https://vocaroo.com/i/s1kd5DJNdfaw

Ball room

After the lobby, the player has access to several rooms, including this one. I wanted to do this one because it has very different style from the lobby. While the music should globally be jazz swing, each room should have its own personality. The ball room, a large and spectacular place, has this sort of slow rock kind of like a spy movie theme. I'm pretty happy with the result:

https://vocaroo.com/i/s0d1gDlUh3u6

However, for the additional instruments, I changed my initial plan. I previously stated that I wanted each instrument to remain so that they all play together in the end. The idea is that the more you observe a room, the more you appreciate its whole. I composed this room this way, but I ended up with the same issues I had with the lobby: it quickly become too loud and confusing. See, there is 5 observable element in the room. Technically, adding 5 instruments is doable, but the problem comes from the fact that the player must clearly hear each one! If they click somewhere and are not able to detect the instrument because the others one are too loud, it would break their experience. So, each instrument must be clearly distinct from the others… But they can't all take the lead, otherwise they will just fight each other and create nothing but a musical mess!

So after several attempts, I decided that additional instruments should be heard separately, only when their section is read. This way they can all create different melodies, and don't have to worry about their volume! I think I will still keep the idea of keeping an instrument active after it has been looked: it works great in the lobby. I hope it won't be too confusing.

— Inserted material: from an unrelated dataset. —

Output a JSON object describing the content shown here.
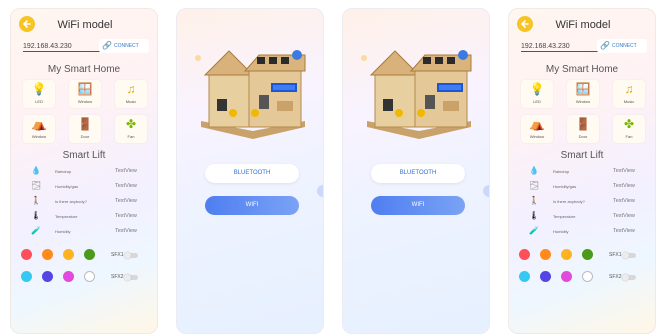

Anyway, now that I have two room, I can experiment the transition between them. Simply fading from one to another might not sound very pleasant. This is why I added plenty of corridors and vestibules in the manor! I will work on that next week.